= Task directions =
In how many lines of the records below does the word "icon" appear? Answer with the number alone.

= Data shown =
= Beginning of Section =

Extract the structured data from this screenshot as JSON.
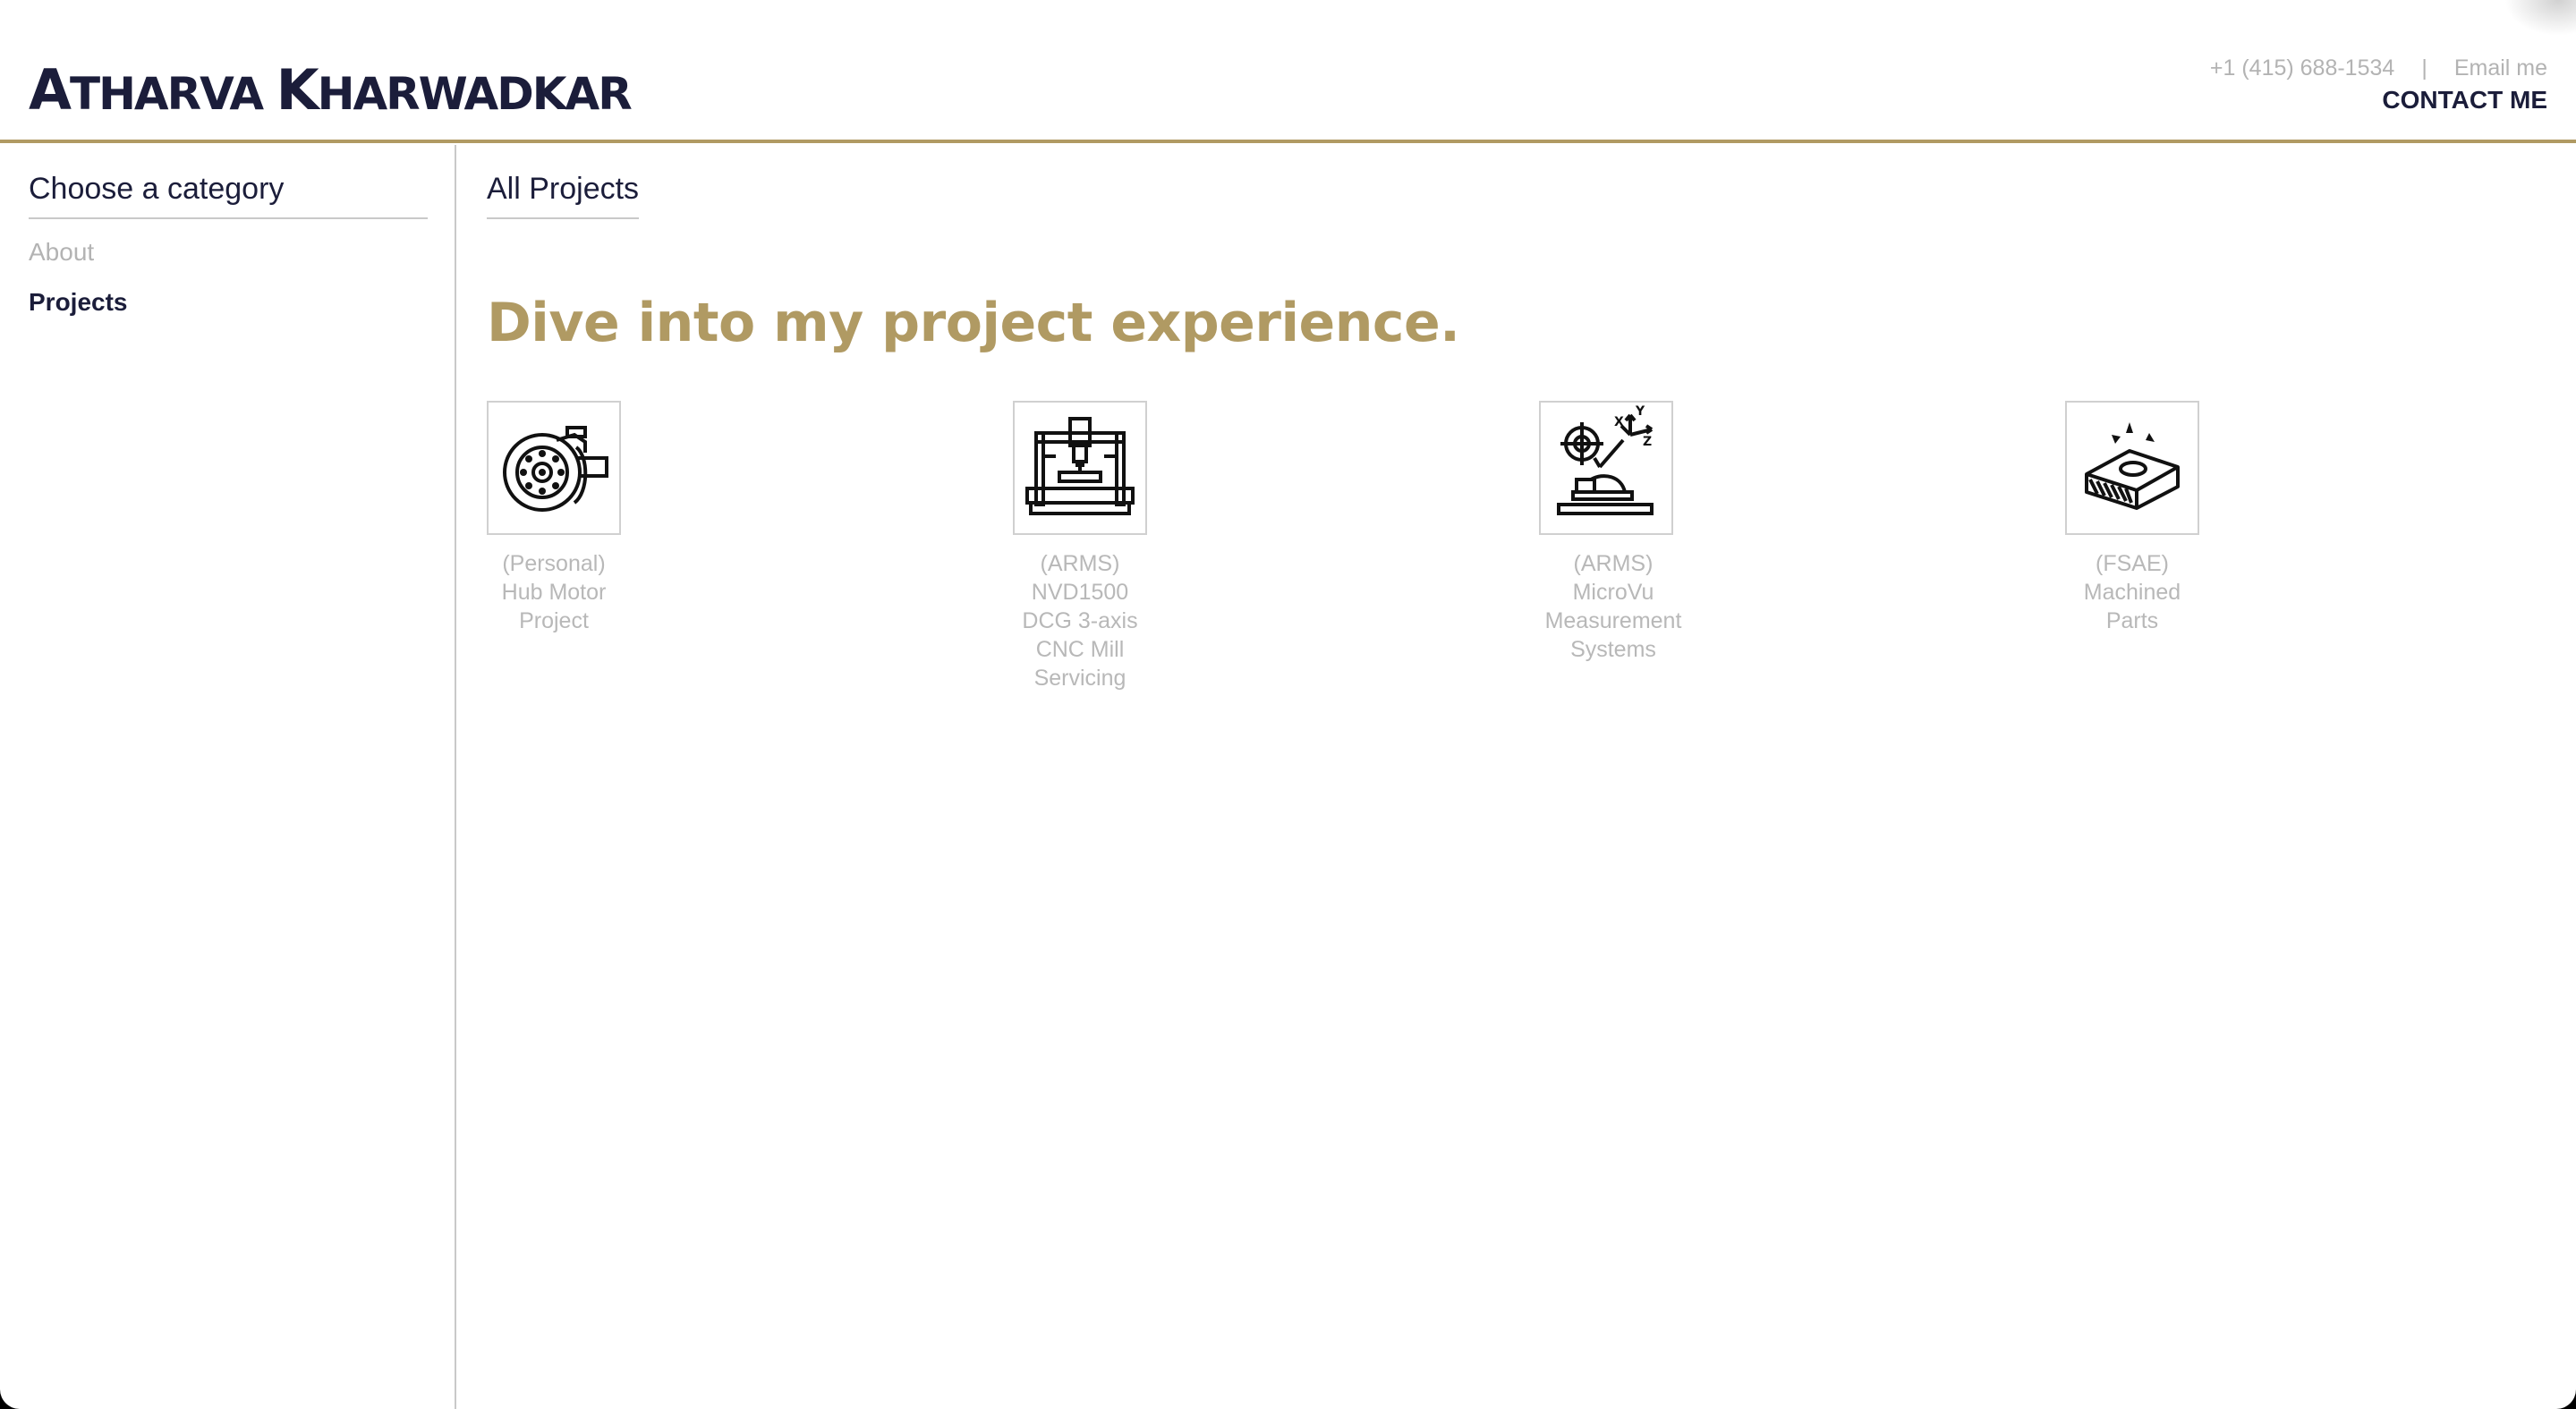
{
  "header": {
    "brand_first_initial": "A",
    "brand_first_rest": "THARVA",
    "brand_last_initial": "K",
    "brand_last_rest": "HARWADKAR",
    "phone": "+1 (415) 688-1534",
    "separator": "|",
    "email_label": "Email me",
    "contact_label": "CONTACT ME"
  },
  "sidebar": {
    "title": "Choose a category",
    "items": [
      {
        "label": "About",
        "active": false
      },
      {
        "label": "Projects",
        "active": true
      }
    ]
  },
  "main": {
    "tab_label": "All Projects",
    "headline": "Dive into my project experience.",
    "projects": [
      {
        "icon": "hub-motor-icon",
        "lines": [
          "(Personal)",
          "Hub Motor",
          "Project"
        ]
      },
      {
        "icon": "cnc-mill-icon",
        "lines": [
          "(ARMS)",
          "NVD1500",
          "DCG 3-axis",
          "CNC Mill",
          "Servicing"
        ]
      },
      {
        "icon": "measurement-system-icon",
        "lines": [
          "(ARMS)",
          "MicroVu",
          "Measurement",
          "Systems"
        ]
      },
      {
        "icon": "machined-part-icon",
        "lines": [
          "(FSAE)",
          "Machined",
          "Parts"
        ]
      }
    ]
  },
  "colors": {
    "accent_gold": "#b09a63",
    "navy": "#1b1d3a",
    "muted_gray": "#b3b3b3"
  }
}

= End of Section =

= Task answer =
4